PBOC’s Conservative RRR Cut Points Towards Less Room to Slash Rates Further

The conservative cut of reserve ratio banks must hold reflects underlying conners by the Chinese central bank over inflation and U.S. monetary tightening. This further makes cut in interest rate less likely, accordion to a Reuters report.

The People’s Bank of China (PBOC) on Friday announced a 25-basis-point  cut to banks’ reserve requirement ratio (RRR) from April 25, releasing about 530 billion yuan ($83.16 billion) in long-term liquidity. The central bank said the move would help banks support industries and firms affected by surging COVID-19 cases.

The cut in RRR was smaller than usual 50 or 100 bps cut and the move followed after the central bank left its medium-term lending facility rate unchanged while rolling over maturing loans on Friday.

According to Goldman Sachs, the move “appeared to be the key considerations behind this more conservative move.” The bank noted the PBOC is concerned about spillover effects as other countries raised interest rates.

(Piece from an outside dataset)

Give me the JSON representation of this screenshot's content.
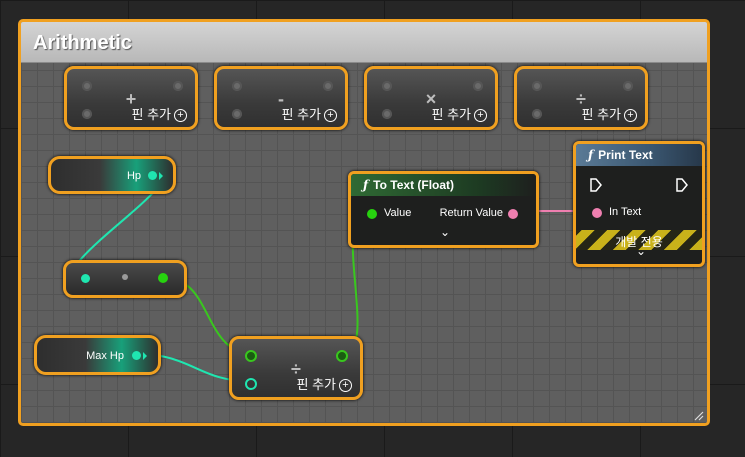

Goldman Sachs also noted, the PBOC seemed to be concerned that cutting interest rates would not have much effect on an economy in which credit demand was weak and the outlook for inflation uncertain.

The bank expects a cut on loan prime rate which is the benchmark for corporate and household lending was unlikely.

However, Citi said a small 5 bps cut to the 1-year loan prime rate on April 20 remained possible, but that policymakers would prioritise credit expansion over interest rate reductions.